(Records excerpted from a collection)
+---+

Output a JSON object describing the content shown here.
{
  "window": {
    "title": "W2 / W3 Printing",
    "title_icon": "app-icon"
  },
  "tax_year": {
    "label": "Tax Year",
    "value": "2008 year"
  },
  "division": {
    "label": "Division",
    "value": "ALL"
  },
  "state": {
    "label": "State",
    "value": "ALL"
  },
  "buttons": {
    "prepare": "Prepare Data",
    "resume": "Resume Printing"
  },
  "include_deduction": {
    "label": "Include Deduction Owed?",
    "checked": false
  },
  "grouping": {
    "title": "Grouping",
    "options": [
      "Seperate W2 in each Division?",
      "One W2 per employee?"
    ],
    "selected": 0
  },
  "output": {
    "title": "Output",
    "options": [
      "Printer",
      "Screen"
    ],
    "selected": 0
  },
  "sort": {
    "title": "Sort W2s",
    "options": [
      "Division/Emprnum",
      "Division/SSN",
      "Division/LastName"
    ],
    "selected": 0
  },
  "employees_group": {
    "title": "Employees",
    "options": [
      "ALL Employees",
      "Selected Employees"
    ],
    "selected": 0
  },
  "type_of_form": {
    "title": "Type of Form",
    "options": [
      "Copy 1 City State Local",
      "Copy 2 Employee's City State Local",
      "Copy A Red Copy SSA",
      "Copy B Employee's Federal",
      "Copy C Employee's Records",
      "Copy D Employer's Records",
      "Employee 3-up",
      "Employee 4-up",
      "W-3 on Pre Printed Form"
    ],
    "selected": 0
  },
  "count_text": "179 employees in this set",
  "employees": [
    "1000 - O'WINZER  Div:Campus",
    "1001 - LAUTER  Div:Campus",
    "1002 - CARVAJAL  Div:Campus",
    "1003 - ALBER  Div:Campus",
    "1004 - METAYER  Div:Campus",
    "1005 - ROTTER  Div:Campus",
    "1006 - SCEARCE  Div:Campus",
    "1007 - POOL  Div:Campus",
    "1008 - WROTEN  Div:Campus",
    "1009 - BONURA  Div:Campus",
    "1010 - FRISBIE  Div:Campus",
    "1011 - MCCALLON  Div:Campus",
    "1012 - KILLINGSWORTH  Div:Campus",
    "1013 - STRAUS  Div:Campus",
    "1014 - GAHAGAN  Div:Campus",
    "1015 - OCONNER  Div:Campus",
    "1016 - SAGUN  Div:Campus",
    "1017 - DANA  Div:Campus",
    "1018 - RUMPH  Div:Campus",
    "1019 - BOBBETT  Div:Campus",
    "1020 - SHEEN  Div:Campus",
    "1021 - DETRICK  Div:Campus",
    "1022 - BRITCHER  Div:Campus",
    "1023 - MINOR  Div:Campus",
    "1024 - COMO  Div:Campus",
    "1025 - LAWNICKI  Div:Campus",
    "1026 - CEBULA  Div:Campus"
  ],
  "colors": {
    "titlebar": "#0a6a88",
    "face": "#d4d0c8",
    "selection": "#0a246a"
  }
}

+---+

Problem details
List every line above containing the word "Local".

Exercise answer
      "Copy 1 City State Local",
      "Copy 2 Employee's City State Local",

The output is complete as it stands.